A solution to a problem he created: Obama designates 1.8 million acres as new national monuments in
By JIM MATTHEWS
President Obama created three new national monuments in the Mojave Desert on Feb. 11 this month, by wielding his pen through the Antiquities Act, and ending years of legislative wrangling.
The designation gives 1.8 million acres of existing federal lands new names and wraps them in new boundaries, but it will probably do little else.
With one glaring exception: The designation will stop all new solar and wind energy developments and preclude any new mining.
It is only a little ironic that it was Obama’s own policies on “clean” energy that led to a rush from major green energy developers to lease and build solar and wind farms all over the Southern California desert, environmental consequences scuttled for the greater good of the environment.
No, that last sentence doesn’t make sense. It never has. But that is what the Obama Administration and many environmentalists promoted early in Obama’s term -- at least environmentalists not from here. They wanted to cover the desert with industrial-scale solar and wind projects for a green world. No one apparently told them these large “green” projects are environmental disasters in our deserts, and their negative impacts have proven to outweigh any pluses that accrue on the “green” energy side of the equation.
So now we have a pre-emptive strike to create monuments to protect pristine desert from energy developments. This is a solution to a problem that was created by the same people who have now solved part of the problem they created.
But we really have no idea what other impacts and problems the creation of these new national monuments will create.
It is hoped the monument designation will bring additional funding for the management of these lands. That increase in funding hasn’t happened with the Carrizo National Monument or the more recent San Gabriel National Monument. The Bureau of Land Management (which manages the Carrizo) and the U.S. Forest Service (which manages the San Gabriel) found increased duties with the new designation -- but without additional funding to do the job. As a consequence, public lands and resources in Carrizo Plain and San Gabriel Mountains have actually suffered from the new designation and bloating of the bureaucracy.
Without defined parameters (like those that would be spelled out with legislation as opposed to presidential fiat), public users and private land owners within the new monuments have no idea how management will change. Will long-used, off-road recreation areas be closed? Will hunting be curtailed? Will vast areas simply be closed to all public access because there isn’t the funding to maintain access? Will a land-owner be allowed to have a couple of cows or build a barn on his own land? Will he be forced to sell out to the government?
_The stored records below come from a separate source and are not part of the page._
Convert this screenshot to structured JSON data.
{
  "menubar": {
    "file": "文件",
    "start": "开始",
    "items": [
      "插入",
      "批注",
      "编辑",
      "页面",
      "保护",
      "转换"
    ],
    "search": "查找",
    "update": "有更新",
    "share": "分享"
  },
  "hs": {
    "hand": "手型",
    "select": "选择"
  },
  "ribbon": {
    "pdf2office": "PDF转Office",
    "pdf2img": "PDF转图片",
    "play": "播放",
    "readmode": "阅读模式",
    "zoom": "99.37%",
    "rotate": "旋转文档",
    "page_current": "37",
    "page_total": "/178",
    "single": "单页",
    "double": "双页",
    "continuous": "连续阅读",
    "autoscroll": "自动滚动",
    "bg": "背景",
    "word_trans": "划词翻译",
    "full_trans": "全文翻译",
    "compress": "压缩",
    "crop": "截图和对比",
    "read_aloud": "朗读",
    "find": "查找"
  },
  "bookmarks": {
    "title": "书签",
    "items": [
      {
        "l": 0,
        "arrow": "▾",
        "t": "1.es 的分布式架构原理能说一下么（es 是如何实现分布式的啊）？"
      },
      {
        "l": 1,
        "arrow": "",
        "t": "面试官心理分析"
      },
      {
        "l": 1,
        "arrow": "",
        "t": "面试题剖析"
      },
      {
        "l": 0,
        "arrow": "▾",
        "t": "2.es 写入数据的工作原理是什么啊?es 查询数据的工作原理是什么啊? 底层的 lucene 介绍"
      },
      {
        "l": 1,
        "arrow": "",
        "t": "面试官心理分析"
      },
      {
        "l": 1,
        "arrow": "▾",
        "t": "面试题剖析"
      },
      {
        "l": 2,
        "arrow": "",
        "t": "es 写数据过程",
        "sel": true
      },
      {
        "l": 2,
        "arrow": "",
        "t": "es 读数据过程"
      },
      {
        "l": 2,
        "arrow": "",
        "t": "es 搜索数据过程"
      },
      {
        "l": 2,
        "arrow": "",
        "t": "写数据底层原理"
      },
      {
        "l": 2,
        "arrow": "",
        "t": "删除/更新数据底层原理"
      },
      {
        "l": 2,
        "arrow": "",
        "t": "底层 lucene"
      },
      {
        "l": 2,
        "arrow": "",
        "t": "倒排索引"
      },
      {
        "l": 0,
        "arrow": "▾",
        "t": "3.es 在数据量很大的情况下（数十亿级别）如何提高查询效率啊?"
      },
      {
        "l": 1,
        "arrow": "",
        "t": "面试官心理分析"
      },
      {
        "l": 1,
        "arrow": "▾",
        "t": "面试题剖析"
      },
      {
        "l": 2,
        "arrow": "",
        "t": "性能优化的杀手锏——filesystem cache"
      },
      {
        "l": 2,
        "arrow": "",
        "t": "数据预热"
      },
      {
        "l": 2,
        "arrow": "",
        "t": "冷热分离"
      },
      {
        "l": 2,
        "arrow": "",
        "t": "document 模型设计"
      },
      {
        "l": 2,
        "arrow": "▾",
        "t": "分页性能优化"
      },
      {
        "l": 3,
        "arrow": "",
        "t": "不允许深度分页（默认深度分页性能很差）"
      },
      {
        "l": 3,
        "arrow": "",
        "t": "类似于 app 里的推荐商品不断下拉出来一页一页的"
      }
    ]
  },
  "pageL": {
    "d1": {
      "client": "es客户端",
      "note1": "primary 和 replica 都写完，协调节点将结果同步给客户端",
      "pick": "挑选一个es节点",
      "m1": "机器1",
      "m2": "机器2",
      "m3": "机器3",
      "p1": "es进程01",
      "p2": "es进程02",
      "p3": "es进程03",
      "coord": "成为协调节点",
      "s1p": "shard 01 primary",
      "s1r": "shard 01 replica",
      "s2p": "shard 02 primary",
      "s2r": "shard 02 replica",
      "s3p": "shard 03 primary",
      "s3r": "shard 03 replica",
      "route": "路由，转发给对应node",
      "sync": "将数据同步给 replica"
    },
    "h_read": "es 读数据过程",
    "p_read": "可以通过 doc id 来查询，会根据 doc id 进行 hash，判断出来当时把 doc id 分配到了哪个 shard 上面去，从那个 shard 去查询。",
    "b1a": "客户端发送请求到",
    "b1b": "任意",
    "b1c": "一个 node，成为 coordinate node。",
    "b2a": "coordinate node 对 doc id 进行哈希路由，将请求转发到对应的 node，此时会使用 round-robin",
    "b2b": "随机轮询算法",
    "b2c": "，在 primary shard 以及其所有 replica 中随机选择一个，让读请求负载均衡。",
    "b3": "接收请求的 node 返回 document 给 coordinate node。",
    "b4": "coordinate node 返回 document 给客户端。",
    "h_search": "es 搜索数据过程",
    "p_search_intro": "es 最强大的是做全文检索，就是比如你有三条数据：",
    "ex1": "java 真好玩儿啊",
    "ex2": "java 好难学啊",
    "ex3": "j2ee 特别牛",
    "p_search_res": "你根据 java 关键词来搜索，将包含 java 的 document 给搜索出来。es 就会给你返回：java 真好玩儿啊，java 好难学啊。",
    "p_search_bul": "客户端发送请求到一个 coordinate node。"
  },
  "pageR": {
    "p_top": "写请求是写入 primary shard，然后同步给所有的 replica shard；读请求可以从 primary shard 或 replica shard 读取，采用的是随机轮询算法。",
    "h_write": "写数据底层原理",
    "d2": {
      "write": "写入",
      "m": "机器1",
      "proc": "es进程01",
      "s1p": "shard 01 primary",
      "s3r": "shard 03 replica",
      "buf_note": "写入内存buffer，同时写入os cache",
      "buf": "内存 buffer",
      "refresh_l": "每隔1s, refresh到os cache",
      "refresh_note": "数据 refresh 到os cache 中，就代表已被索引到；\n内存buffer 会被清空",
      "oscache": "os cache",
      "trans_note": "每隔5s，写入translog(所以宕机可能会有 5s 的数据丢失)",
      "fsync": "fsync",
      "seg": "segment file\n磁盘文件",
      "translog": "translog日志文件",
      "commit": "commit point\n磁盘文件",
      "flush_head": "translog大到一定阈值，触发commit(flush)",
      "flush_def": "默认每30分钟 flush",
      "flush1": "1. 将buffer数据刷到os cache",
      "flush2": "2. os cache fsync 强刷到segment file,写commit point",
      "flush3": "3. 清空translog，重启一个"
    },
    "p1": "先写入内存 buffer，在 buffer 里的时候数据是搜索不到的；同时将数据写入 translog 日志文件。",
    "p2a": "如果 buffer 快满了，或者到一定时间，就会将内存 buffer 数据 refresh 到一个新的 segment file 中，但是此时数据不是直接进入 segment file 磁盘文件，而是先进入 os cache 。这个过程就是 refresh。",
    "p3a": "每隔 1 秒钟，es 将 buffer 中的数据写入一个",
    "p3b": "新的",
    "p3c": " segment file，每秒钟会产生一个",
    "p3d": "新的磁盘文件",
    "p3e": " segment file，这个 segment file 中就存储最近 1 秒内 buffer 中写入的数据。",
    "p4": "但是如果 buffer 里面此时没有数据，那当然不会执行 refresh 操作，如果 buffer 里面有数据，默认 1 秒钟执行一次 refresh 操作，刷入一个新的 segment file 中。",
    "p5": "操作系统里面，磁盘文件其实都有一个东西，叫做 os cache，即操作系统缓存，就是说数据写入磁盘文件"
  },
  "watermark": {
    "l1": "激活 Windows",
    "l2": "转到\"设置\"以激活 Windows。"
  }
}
Who knows? With other presidential monument designations in California, almost nothing has changed for the public -- which is a good thing. The public can still hike and backpack the same trails, hunt the same canyons, ride their quads on the same rutted routes (well, maybe not ALL the same rutted routes), and even build a cabin on their own property.
But the designation puts all these activities in a new box, ripe for new rules and greater government control.
What could go wrong?
The best-case scenario is that nothing you like doing in the desert will be impacted and the politicians all get to slap themselves on the back and brag about their environmental legacy and how they protected the desert from big energy companies. (Never mind the part where they encouraged the big energy companies in the first place.)
In a worse-case scenario, your worst nightmares will come true.
Summary of Monument Designations:
--Mojave Trails National Monument: This 1.6-plus million acre monument is made up of federal and historic railroad lands in a 100-plus mile swath on both sides of historic Route 66 in the east Mojave Desert between the Mojave National Preserve and Joshua Tree National Park.
-- Sand to Snow National Monument: This 154,000-acre monument is made up of federal land between Joshua Tree National Park and the San Bernardino National Forest, including a 24-mile stretch of the Pacific Crest Trail.
-- Castle Mountains National Monument: The smallest of the three designation, this monument encompasses 20,920 acres on the east side of the Mojave National Preserve and on the Nevada border.
Lake Elsinore restocked with catfish;
bass, bluegill, and crappie plants next
Hammered by historic drought, the fishery at Lake Elsinore has declined dramatically over the past three years. City officials decided that an El Niño winter was the perfect time to jump-start the lake’s recovery.
Over 1,600 pounds of catfish -- most mature fish that will spawn this spring -- were planted this past Friday (Feb. 12). Those fish will be joined by 400 adult largemouth bass, 2,000 bluegill, and 3,000 black crappie, all scheduled to be planted this coming Wednesday (Feb. 17).
[Jim Matthews is a syndicated Southern California-based outdoor reporter and columnist. He can be reached via e-mail at firstname.lastname@example.org or by phone at 909-887-3444.]